Required action => What follows is a listing. Return every line of it exactly.

Data for analysis =>
--- START ---

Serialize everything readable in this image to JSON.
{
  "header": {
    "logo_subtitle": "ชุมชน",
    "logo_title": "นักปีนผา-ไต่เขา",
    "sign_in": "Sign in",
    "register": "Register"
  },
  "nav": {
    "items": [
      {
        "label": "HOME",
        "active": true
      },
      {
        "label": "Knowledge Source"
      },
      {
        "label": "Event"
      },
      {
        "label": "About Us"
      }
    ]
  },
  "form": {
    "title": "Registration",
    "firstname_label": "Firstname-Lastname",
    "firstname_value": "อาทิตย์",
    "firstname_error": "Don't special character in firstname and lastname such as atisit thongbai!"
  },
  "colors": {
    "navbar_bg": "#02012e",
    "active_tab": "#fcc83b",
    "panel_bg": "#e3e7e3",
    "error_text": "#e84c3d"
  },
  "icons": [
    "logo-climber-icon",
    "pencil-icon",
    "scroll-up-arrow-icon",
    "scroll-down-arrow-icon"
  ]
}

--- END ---

Exercise answer =>
Serialize everything readable in this image to JSON.
{
  "header": {
    "logo_subtitle": "ชุมชน",
    "logo_title": "นักปีนผา-ไต่เขา",
    "sign_in": "Sign in",
    "register": "Register"
  },
  "nav": {
    "items": [
      {
        "label": "HOME",
        "active": true
      },
      {
        "label": "Knowledge Source"
      },
      {
        "label": "Event"
      },
      {
        "label": "About Us"
      }
    ]
  },
  "form": {
    "title": "Registration",
    "firstname_label": "Firstname-Lastname",
    "firstname_value": "อาทิตย์",
    "firstname_error": "Don't special character in firstname and lastname such as atisit thongbai!"
  },
  "colors": {
    "navbar_bg": "#02012e",
    "active_tab": "#fcc83b",
    "panel_bg": "#e3e7e3",
    "error_text": "#e84c3d"
  },
  "icons": [
    "logo-climber-icon",
    "pencil-icon",
    "scroll-up-arrow-icon",
    "scroll-down-arrow-icon"
  ]
}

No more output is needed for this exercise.